Dismiss Notice
Join Physics Forums Today!
The friendliest, high quality science and math community on the planet! Everyone who loves science is here!

Front crash with crumple zone: relative velocity calculation

  1. Jan 18, 2015 #1
    EURONCAP front crash test involves crashing a car moving at 64 kph onto a deformable barrier at 40% of the total vehicle width. According to the EURONCAP website, this is equivalent to two vehicles crashing into each other at 55 kph. How did they arrive at this figure?

    I presumed that the above mentioned crash-test would be equivalent to two cars moving at 32kph into each other. But, I am starting to get the idea that these relative velocity figures are better calculated by taking absorbed kinetic energy into account. Please provide me with some simple equations.

    Citation from the EURONCAP website: ''By carrying out frontal impact tests at 64km/h (about 40 mph) we are simulating a car impacting a similar sized car where both cars are travelling the same speed of 55 km/h.''
  2. jcsd
  3. Jan 18, 2015 #2


    User Avatar
    2017 Award

    Staff: Mentor

    If two identical cars collide head-on with the same speed x, this is equivalent to a car crashing into an ideal wall with the same speed - the "collision front" won't move due to symmetry in the crash. With their deformable barrier, they simulate lower speeds because the car can move into the barrier a bit. I guess the numbers they use are based on experience.
Know someone interested in this topic? Share this thread via Reddit, Google+, Twitter, or Facebook

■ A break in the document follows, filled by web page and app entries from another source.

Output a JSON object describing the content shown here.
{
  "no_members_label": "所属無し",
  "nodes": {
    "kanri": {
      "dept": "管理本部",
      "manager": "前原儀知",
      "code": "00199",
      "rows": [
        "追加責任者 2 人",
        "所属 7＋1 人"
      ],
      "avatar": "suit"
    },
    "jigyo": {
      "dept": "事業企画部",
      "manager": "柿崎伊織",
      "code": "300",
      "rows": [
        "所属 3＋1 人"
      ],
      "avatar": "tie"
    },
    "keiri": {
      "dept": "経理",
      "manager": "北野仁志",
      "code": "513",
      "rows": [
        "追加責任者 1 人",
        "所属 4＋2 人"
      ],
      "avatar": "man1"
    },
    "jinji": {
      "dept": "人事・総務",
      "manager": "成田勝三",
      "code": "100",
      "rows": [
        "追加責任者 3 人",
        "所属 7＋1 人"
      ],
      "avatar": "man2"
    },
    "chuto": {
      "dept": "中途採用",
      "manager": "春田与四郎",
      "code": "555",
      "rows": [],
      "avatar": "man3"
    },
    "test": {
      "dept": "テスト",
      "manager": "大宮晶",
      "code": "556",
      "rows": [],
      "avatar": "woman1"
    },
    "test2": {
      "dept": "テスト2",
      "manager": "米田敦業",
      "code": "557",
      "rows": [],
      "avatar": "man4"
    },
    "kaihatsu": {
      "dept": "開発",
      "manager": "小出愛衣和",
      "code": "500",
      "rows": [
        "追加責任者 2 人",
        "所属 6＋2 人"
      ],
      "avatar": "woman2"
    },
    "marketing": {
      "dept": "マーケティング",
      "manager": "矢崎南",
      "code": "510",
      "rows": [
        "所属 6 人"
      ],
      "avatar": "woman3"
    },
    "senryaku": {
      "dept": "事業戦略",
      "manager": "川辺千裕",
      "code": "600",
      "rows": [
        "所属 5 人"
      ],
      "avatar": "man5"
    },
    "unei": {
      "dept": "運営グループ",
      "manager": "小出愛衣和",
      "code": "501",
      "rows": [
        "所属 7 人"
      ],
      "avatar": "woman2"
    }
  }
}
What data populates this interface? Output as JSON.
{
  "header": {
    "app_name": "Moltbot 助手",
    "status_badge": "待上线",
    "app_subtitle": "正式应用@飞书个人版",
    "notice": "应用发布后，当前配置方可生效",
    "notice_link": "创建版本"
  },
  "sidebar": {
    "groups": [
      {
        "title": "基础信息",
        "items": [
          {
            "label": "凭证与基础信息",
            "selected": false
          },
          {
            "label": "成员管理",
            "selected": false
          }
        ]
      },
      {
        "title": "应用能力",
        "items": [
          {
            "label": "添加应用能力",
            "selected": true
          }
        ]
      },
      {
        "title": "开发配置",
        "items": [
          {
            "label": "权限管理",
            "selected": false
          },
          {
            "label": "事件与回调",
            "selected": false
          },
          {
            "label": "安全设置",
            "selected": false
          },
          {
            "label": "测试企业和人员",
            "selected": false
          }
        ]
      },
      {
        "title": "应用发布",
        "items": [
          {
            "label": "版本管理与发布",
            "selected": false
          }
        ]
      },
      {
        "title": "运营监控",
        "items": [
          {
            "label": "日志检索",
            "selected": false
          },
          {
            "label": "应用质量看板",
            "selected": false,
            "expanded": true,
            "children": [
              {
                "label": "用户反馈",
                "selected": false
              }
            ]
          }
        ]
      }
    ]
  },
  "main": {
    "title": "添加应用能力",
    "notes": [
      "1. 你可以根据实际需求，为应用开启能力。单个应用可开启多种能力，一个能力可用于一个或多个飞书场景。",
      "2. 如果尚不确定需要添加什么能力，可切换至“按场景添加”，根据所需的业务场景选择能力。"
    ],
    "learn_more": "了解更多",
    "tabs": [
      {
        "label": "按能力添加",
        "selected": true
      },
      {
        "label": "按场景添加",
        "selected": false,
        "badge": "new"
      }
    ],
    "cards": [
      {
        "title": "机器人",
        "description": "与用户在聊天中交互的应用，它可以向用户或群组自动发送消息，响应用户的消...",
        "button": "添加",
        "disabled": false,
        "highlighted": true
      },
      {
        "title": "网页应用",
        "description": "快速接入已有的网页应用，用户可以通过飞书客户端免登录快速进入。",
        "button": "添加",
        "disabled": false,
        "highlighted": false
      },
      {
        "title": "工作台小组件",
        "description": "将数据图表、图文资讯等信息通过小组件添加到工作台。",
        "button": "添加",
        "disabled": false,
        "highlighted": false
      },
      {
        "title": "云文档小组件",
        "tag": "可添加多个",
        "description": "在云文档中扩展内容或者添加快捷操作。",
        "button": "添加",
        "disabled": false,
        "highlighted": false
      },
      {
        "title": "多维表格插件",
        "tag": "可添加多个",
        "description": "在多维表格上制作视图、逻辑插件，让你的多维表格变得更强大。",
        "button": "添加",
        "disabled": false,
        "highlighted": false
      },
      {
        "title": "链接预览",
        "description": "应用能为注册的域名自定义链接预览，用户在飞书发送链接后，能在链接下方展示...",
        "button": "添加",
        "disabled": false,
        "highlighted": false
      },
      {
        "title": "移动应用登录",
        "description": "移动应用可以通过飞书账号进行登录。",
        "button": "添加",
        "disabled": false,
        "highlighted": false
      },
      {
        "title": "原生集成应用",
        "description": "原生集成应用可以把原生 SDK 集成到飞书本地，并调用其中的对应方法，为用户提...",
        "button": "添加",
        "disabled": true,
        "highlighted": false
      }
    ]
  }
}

Similar Discussions: Front crash with crumple zone: relative velocity calculation
  1. Relative Velocity (Replies: 0)